Required work:
From the listing below, extract every line in which the word "arrow" appears.

Materials provided:
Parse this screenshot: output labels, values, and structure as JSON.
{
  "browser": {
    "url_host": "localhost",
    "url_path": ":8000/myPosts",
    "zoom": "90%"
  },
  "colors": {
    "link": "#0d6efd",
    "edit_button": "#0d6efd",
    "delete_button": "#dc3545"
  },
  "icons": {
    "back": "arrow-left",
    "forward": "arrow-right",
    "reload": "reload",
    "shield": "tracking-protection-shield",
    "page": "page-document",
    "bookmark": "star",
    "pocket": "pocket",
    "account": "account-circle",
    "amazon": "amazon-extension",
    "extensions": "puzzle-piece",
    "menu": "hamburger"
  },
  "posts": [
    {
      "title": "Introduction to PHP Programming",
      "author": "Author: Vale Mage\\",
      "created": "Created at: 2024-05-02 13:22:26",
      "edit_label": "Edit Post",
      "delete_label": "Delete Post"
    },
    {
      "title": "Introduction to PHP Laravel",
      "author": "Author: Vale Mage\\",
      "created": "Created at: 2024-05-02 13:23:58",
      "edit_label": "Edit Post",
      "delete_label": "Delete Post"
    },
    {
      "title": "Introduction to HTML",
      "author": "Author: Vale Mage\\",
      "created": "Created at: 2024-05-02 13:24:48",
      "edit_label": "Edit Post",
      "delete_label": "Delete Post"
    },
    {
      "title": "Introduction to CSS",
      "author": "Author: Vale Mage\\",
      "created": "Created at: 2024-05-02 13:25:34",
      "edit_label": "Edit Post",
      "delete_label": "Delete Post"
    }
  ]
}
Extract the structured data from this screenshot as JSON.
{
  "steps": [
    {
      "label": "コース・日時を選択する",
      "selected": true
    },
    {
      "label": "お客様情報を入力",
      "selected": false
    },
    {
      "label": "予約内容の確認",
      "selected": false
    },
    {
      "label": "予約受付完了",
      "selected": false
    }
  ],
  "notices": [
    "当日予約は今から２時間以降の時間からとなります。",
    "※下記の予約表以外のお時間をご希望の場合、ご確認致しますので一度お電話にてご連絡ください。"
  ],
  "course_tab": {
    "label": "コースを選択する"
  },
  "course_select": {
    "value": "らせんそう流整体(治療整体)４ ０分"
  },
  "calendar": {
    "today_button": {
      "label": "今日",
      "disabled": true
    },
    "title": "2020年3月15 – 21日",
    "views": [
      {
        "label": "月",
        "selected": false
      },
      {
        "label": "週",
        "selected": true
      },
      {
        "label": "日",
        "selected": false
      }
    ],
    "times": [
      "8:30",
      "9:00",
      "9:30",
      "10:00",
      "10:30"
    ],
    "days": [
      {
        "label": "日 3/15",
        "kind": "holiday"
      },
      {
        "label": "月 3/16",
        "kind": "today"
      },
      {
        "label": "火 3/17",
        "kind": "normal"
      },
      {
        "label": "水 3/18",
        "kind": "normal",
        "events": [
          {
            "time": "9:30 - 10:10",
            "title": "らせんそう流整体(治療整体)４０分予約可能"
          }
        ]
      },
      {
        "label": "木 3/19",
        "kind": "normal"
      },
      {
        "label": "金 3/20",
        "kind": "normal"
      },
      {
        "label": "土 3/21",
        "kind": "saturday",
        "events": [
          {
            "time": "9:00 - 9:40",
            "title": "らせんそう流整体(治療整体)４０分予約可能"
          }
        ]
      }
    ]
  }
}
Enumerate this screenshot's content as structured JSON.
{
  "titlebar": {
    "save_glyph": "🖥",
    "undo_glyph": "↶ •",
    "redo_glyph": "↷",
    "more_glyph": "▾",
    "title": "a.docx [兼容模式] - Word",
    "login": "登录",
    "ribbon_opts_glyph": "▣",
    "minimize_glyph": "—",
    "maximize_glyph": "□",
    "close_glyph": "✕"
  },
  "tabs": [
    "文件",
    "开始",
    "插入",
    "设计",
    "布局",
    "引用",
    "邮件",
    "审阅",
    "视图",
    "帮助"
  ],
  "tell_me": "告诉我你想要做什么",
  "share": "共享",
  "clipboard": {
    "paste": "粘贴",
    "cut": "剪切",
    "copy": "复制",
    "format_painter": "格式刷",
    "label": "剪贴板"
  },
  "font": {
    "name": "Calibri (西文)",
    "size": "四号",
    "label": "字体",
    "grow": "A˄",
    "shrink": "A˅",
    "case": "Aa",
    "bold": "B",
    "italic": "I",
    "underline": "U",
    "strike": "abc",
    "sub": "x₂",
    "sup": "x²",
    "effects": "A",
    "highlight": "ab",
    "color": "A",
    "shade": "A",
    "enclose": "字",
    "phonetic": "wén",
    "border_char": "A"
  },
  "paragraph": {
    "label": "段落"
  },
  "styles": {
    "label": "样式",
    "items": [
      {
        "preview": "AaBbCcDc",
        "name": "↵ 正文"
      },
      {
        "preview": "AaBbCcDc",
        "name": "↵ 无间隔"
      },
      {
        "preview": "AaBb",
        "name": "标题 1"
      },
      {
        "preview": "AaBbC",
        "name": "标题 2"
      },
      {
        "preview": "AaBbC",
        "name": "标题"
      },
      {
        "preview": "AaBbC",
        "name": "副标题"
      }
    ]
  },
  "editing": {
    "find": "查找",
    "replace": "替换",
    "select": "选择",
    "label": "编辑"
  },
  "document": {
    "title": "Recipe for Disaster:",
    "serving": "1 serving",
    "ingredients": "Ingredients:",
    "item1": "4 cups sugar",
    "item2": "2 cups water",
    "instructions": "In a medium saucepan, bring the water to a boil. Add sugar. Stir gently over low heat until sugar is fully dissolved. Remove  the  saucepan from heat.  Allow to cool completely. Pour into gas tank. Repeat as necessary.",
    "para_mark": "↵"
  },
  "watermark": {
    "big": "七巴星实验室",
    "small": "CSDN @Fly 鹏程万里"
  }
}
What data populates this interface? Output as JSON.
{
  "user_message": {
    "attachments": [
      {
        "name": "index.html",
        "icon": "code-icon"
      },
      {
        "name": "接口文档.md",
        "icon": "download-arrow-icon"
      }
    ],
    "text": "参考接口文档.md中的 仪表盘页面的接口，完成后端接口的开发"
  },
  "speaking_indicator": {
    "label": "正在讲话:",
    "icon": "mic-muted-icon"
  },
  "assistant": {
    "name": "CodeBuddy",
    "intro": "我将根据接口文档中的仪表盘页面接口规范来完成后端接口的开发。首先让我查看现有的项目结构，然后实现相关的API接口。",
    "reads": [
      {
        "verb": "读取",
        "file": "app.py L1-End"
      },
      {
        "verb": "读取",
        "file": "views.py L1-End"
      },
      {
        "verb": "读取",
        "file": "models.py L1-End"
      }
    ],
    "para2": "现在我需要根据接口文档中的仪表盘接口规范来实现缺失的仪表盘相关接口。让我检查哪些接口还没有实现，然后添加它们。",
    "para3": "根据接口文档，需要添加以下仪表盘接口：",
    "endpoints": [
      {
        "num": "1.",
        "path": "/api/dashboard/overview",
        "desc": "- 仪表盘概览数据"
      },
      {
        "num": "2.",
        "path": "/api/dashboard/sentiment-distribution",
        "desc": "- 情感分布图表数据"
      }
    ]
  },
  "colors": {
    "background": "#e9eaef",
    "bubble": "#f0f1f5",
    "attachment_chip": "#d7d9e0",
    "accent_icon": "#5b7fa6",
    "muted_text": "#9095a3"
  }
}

Output of the exercise:
    "back": "arrow-left",
    "forward": "arrow-right",
        "icon": "download-arrow-icon"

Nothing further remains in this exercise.